Madam Michel, the concierge of a wealthy apartment building, is an “old soul” hiding behind the pretense of a dull janitor. One of the tenants in the building is the Josse family, with their two daughters: Colombe and Palome. The younger, Palome, is planning her suicide. The story follows Madam Michel and Palome as they observe their separate daily lives. One day a new tenant moves in: the Japanese man Kakuro Ozu. Through Kakuro, Madam Michel and Palome befriend each other. They realize they are invariably made of the same inner material.

Philosophical

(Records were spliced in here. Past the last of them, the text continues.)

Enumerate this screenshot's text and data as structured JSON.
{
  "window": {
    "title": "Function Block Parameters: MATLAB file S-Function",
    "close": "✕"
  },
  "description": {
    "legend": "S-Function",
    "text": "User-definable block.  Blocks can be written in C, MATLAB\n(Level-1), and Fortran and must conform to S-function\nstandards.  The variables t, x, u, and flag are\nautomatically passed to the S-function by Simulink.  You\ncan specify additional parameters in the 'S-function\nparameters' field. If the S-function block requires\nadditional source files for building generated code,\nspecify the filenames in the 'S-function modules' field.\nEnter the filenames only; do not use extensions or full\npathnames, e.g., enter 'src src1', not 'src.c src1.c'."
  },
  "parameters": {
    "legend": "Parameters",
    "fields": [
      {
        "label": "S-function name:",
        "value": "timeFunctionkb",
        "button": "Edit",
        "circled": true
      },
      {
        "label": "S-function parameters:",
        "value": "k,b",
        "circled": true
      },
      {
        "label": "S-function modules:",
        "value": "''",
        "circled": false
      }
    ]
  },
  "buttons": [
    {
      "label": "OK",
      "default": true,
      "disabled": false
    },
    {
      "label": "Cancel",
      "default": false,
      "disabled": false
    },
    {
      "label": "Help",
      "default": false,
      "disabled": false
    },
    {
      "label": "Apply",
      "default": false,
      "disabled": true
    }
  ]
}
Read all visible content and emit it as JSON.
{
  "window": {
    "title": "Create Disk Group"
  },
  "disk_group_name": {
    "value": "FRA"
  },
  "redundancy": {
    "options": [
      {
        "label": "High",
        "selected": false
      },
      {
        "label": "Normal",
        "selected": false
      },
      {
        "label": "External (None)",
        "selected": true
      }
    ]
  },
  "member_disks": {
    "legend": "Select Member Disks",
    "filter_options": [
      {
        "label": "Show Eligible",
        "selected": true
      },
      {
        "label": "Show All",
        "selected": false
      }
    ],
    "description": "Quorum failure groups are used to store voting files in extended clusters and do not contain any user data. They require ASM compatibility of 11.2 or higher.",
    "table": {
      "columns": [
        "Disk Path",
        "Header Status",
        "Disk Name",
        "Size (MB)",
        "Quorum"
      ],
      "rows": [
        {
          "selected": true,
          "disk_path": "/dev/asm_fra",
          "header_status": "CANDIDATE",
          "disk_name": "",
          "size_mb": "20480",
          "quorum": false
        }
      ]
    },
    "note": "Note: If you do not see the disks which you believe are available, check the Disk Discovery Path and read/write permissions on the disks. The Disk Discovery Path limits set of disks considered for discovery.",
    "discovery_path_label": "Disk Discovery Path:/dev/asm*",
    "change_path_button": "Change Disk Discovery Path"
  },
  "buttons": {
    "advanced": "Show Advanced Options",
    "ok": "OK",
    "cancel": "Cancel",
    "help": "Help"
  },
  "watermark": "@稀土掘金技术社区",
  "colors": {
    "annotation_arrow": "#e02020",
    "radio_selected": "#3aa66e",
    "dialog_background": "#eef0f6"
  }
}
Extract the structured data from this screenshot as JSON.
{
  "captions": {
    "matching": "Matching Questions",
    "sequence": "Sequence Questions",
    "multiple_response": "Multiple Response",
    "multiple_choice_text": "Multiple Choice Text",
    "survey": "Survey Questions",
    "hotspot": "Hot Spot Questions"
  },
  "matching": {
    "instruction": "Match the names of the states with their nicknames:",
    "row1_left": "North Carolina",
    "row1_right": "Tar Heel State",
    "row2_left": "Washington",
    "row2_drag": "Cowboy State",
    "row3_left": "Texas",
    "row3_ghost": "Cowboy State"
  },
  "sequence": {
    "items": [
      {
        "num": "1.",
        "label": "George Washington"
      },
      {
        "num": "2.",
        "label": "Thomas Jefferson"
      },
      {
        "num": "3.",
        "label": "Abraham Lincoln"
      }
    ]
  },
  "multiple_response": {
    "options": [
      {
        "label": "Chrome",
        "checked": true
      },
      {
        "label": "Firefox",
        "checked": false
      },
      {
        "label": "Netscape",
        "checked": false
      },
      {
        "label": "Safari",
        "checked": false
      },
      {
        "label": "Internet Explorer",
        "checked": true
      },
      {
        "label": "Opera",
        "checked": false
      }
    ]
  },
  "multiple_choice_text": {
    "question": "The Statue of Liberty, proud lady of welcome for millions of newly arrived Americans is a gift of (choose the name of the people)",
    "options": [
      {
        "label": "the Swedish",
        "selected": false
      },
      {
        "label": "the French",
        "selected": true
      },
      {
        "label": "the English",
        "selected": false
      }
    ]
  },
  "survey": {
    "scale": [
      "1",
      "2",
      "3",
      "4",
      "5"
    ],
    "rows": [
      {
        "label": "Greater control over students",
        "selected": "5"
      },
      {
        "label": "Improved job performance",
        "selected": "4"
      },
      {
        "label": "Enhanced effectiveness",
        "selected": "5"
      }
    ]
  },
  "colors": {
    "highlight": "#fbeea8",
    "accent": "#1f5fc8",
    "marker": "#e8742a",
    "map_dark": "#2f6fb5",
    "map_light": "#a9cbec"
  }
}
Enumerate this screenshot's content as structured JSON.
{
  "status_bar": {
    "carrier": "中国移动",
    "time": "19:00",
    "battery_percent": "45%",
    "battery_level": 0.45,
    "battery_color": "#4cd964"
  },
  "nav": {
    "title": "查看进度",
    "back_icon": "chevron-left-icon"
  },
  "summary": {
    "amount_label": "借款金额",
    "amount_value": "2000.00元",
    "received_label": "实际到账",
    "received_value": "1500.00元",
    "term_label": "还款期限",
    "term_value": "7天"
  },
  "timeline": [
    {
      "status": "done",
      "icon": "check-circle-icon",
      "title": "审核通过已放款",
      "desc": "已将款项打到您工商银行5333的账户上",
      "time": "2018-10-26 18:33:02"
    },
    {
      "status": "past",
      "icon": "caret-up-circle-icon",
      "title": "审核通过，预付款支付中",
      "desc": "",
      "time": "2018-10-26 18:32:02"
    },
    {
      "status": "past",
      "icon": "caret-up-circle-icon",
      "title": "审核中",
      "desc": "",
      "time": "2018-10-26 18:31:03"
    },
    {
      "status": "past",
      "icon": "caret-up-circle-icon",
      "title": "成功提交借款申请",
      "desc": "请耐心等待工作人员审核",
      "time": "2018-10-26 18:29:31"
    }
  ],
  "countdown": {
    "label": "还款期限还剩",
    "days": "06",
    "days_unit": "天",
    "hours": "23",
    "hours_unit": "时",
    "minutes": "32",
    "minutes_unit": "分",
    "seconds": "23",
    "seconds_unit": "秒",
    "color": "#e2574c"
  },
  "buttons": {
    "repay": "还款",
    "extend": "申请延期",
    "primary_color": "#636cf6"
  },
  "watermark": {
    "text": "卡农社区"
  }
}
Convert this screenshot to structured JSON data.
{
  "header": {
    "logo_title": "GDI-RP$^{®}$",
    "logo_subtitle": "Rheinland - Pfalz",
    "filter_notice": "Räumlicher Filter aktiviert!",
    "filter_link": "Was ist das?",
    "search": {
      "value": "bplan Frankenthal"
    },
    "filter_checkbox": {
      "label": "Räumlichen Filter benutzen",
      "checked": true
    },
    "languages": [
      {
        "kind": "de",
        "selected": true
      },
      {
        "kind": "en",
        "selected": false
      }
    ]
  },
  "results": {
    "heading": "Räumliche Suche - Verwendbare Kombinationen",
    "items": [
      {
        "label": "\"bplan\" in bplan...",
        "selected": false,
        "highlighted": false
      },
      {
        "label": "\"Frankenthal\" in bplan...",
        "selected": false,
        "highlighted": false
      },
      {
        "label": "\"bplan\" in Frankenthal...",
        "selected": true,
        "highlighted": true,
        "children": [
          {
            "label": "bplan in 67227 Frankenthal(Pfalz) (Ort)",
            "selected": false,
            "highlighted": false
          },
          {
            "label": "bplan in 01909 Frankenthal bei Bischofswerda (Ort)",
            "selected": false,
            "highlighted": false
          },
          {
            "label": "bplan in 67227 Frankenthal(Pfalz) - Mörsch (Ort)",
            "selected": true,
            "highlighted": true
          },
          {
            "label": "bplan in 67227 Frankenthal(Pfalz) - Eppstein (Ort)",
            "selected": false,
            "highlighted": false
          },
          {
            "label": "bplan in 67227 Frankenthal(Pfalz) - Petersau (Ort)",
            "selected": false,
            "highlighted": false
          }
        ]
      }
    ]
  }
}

The story is purposefully slow, like a film on slow motion. It’s full of lengthy expositions on Madam Michel’s thoughts of the bourgeoisie and Palome’s thoughts of the shallow life of adults. I’ll honestly say it’s one of the slowest books I’ve come across. Yet through their perspective of the small things around them, I have learned so much. In that way, it’s really as much a philosophy book as it is fiction. Think Milan Kundera’s The Unbearable Lightness of Being. The author makes plenty of references to literature, art, music, and philosophy. This connects with my liberal arts training back in the States so naturally I feel right at home.

Upon my rereading, I realized I had forgotten how much this book impacted me, to the point that every heroine I now write has a little bit of Palome’s brilliance (and anger!) looking out through their eyes.

Not for Everyone

This book probably isn’t for everyone. It’s challenging, and the ending is as tragic as tragic goes. However, if every once in a while you decide to read something that’s a great introduction to philosophy, art, and the classics, The Elegance of the Hedgehog might be a good place to start. I’ll warn you, I cried as much in the reread as I did the first time around.

By the way, imagine my delight when I found out that between my first and second read, Palome and Madam Michel has hit the big screen!